If someone were to give you a $5,000 raise tomorrow, how would this change your behavior? Economists have a few basic theories for the effects of income changes upon work/leisure consumption, which can be used to predict the effects of tax or welfare policies, among other things. Some people clearly fall under the umbrella of one theory, but many more lie in a gray area of reaction. Here’s a quick quiz to see:
You work at a job paying $15 an hour. Tomorrow, your boss tells you he will be paying you $20 an hour thanks to your superior skills. What do you do?¹
a) Work less hours, because I’ll have more/the same amount of money. It’s Netflix time.
b) Work more hours, because suddenly the “cost” of lying around for an hour just went up—I could have made $20!
c) I think I’ll buy an Xbox/new purse.
If you answered A: It looks like you are experiencing the income effect!
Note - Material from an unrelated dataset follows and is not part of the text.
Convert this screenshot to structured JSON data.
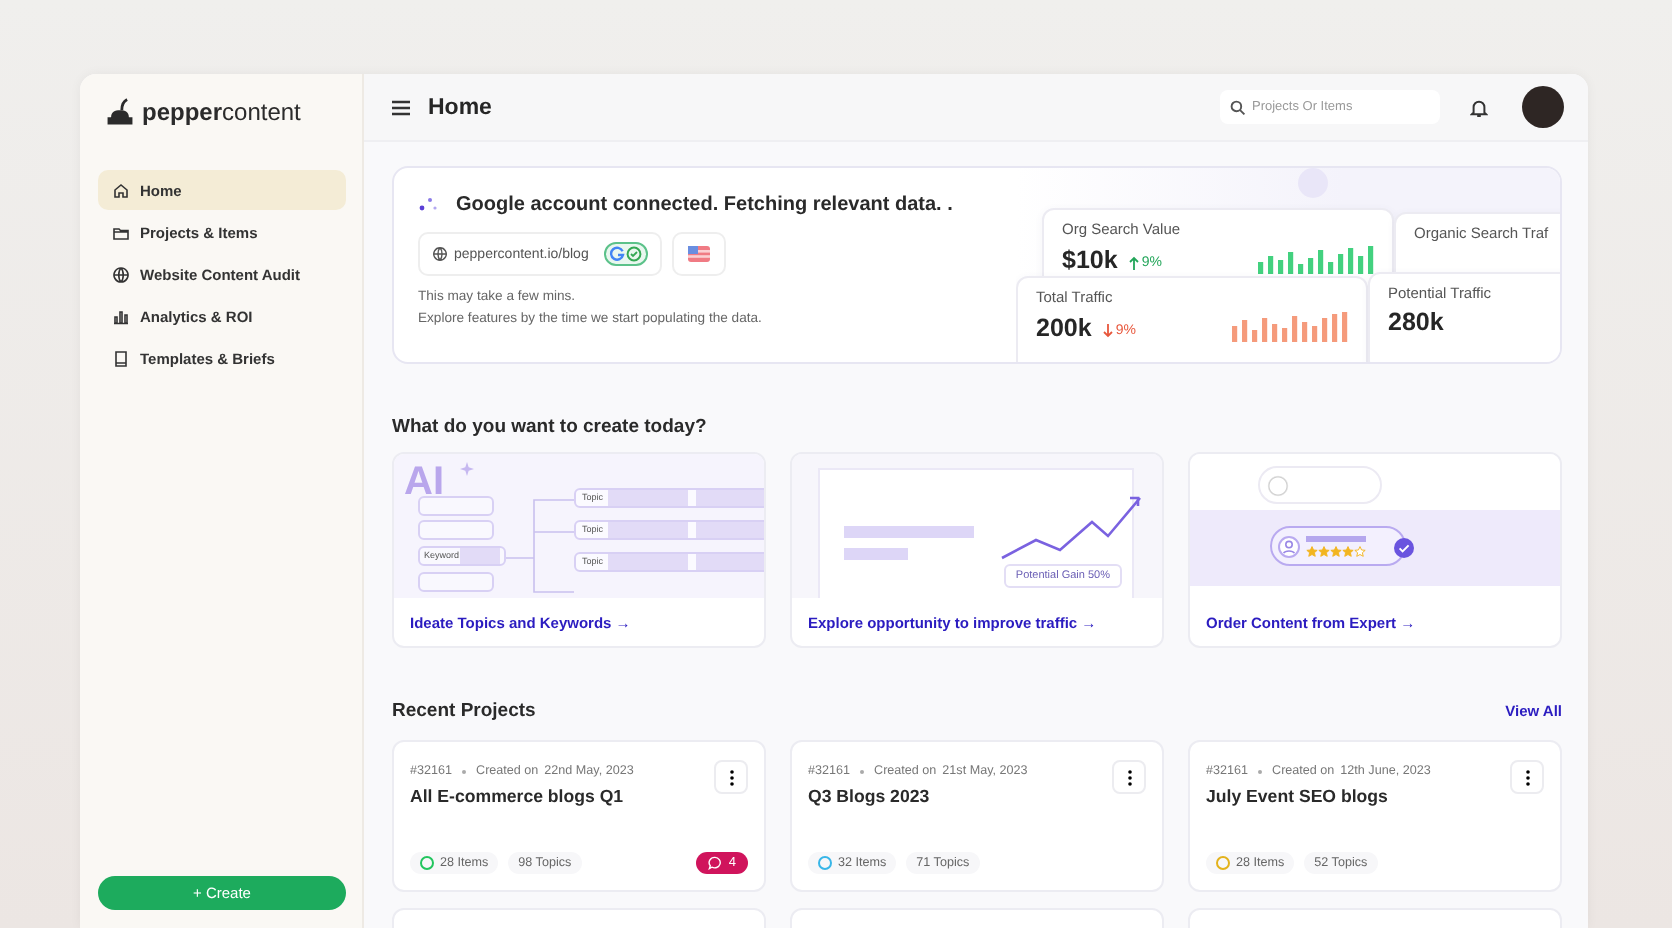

Leisure is a normal good—that means that when your income goes up, you demand more of it, and when your income goes down, you demand less of it! Because your income just went up, you will demand more leisure. Enjoy your movie watching!
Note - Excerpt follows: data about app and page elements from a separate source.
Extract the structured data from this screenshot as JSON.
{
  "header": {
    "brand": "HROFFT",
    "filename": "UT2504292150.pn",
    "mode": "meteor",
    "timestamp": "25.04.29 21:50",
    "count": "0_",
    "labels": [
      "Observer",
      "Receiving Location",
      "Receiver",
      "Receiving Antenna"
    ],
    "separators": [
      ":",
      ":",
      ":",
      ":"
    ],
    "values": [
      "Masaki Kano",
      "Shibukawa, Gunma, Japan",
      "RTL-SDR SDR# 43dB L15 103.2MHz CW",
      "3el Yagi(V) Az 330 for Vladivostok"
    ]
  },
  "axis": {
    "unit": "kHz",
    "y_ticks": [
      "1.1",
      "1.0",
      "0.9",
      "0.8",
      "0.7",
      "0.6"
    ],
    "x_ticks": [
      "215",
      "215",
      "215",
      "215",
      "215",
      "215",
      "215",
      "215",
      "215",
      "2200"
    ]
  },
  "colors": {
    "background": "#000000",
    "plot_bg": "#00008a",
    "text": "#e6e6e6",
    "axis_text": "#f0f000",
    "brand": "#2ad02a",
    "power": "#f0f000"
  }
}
If you answered B: It looks like you are experiencing the substitution effect! There is a “cost” to leisure—opportunity cost. For each hour you spend lying around you could have been earning money. As your wage increased the relative cost of leisure increased—you are now giving up $20 for each hour you spend doing nothing. When the price of a normal good (see above) increases, the demand decreases, so you will consume less leisure, and work more hours.
If you answered C: You should really evaluate your consumption patterns. Invest yo' earnings!
“But wait,” you say, “those effects are working opposite of each other!”. Right you are, my friend. The beauty of economic theories is that sometimes they completely contradict each other, which accounts for all the people who think very differently than you do! A lot of times, these effects work opposite each other to create an overall neutral effect to income changes. How strong each effect is for a given person depends entirely on their preferences, which can be drawn out graphically as “indifference curves” (more on this later). Here’s another quiz to explain this further:
1) Fred works at an ice cream shop, and hates his job. He has to listen to crying children all day, but the job pays him just enough to get by, so it’s worth it. He gets a 50% raise. Does the income or substitution effect apply to him?
a) income effect (wants more leisure)
b) substitution effect (works more hours)
2) Angela works at a tech company that sounds like “frugal”, and it’s her dream job—work is her life! She gets a promotion & raise. What does she do?
a) Stay 2 extra hours a day—now she has even higher expectations to fill.
b) Start going home at 5.
Now do you see how an individual's preferences might affect which effect applies to them? This is extremely important to consider when implementing any policy changes, particularly income transfers (taxes or welfare, etc.). Oftentimes we have the best intentions, but don’t consider that others may not feel the same way about working or leisure that we do. The substitution and income effect are particularly interesting when it comes to unemployment insurance and the earned income tax credit (EITC), though this is a conversation for another time.
In their most basic form, the income and substation effects describe the reactions actors have to price changes. As the price of an item changes, so does its relative price (what you give up to get it)—which is the substitution effect. As the price increases or decreases, this also either constrains or creates new income, which is the income effect.
The income effect refers to the reaction in demand for goods due to income changes, and the substitution effect refers to the reaction in demand for goods due to changes in the relative prices of the goods.
¹Let’s assume that our quiz characters have no debt, kids, and other annoying things like that. Classic economics, oversimplifying like crazy!